Many years ago, when my two boys were still teenagers, I got so caught up in writing books and striving for success and fame, that I lost my bearings. I began to act as though my time was more important than my wife’s or my children’s. I had become obsessed with traveling and giving workshops and doing whatever I could do to ensure that my book about how to be a good man, “Awakening from the Deep Sleep,” would hit the bestseller list.
That spring, after many months of me being gone promoting the book, we had scheduled a family vacation to the ocean. Not only were my wife and children going, but my cousins were joining us, as well. Wouldn’t you know that three days into the trip, my assistant back home called me to say, “You got a call from Oprah. They have an opening on the show and they want you to be on it… But the opening is just two days away – in the middle of your vacation.”
Without hesitating or consulting my family, I called Oprah’s producer and made arrangements to go to Chicago the next day. Only hours later, did I think to tell my wife how excited I was. She was gracious about my leaving, even helping me to rush out to buy a new suit to wear on the show. I was so excited that I didn’t think about the fact that I was leaving her alone with the kids and my cousins. I was totally clueless about how easy it was for me to set aside my core values to pursue fame and fortune. And the irony of it, of course, was that my book was about how men should shed their self-centered behavior. I was becoming a case study for my own book!

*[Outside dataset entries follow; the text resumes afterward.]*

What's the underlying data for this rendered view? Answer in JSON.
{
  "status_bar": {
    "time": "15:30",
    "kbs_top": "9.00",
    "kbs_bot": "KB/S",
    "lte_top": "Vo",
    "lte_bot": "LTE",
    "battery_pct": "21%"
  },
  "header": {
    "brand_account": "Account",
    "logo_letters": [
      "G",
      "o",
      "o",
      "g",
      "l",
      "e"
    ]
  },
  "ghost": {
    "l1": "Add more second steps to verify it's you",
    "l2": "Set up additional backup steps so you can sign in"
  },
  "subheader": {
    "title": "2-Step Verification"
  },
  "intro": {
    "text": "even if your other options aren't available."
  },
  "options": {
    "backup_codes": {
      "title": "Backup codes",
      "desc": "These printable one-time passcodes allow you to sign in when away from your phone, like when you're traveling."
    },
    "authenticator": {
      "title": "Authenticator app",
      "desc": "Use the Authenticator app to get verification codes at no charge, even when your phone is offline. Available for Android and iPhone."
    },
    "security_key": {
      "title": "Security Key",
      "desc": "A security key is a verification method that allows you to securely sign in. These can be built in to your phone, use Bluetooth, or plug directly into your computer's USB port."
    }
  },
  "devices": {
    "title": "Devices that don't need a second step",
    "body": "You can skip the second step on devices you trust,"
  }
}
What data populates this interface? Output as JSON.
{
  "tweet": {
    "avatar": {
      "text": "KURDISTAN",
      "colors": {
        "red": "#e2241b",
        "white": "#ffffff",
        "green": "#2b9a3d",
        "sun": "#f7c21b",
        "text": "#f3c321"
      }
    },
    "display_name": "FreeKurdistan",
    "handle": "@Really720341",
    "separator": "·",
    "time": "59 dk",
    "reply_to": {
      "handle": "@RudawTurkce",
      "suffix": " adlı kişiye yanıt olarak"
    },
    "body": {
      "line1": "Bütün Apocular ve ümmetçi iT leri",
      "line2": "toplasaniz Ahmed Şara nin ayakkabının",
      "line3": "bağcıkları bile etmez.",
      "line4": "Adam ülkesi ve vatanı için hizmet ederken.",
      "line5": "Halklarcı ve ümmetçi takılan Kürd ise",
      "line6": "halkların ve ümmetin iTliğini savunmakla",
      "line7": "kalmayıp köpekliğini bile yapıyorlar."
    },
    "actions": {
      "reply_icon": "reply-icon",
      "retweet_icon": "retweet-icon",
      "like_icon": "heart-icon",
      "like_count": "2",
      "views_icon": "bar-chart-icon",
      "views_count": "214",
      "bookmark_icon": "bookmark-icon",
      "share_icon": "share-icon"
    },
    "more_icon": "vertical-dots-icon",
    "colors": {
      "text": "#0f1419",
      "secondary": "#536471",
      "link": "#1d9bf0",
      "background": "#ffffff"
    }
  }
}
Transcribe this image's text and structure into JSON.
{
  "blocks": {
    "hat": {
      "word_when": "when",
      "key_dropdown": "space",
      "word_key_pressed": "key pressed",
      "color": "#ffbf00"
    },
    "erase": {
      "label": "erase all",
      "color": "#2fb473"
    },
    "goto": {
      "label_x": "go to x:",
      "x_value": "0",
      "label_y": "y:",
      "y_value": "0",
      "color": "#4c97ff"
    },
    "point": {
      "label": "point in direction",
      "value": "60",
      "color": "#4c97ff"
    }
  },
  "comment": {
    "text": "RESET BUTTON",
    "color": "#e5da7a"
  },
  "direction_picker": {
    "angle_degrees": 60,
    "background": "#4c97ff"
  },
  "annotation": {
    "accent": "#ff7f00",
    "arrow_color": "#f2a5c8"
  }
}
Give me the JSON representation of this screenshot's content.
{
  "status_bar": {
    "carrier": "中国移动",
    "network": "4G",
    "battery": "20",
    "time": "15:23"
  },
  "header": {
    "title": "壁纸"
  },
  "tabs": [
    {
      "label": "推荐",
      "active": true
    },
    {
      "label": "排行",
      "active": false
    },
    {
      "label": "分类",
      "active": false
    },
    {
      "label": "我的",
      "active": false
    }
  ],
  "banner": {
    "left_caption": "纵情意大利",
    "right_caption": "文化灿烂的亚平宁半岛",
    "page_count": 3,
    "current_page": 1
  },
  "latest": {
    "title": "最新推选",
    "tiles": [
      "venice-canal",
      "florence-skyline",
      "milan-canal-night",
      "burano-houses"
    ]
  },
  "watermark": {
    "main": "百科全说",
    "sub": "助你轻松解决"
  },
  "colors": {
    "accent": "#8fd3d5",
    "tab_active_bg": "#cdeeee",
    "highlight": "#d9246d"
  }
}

It wasn’t until I returned a few days later that it dawned on me: I had been so seduced by my success that I had totally put my own need for fame ahead of the family’s need for our time together. It has taken me a while, but hopefully I have come to my senses. I now recognize how easy it is to go off course. How easy it is to forget that success and fame are not what matters most. Or to remember that in the end, family is what is most important.
I’m sure that this story may ring familiar to many people in leadership positions. A major challenge for people in the limelight is to keep their bearings and their perspective. One important way to do that is to be in constant communication with your family about how they are experiencing you. Do they see you as being excessive in your striving for success? Do they feel that you understand how they need you even more than the public needs you? If the answer to these questions is negative, it’s time to self-reflect and to consider what really matters in your life.
Today I try to keep in mind how seductive success can be. I try to remember how easy it is to let the pursuit of success overtake everything else in life. The Oprah episode was a moment of realization about the importance of making choices that prioritize time with family. They were so much more important than striving for success.
Note: From “Balanced Leadership in Unbalanced Times” by Robert Pasick PhD,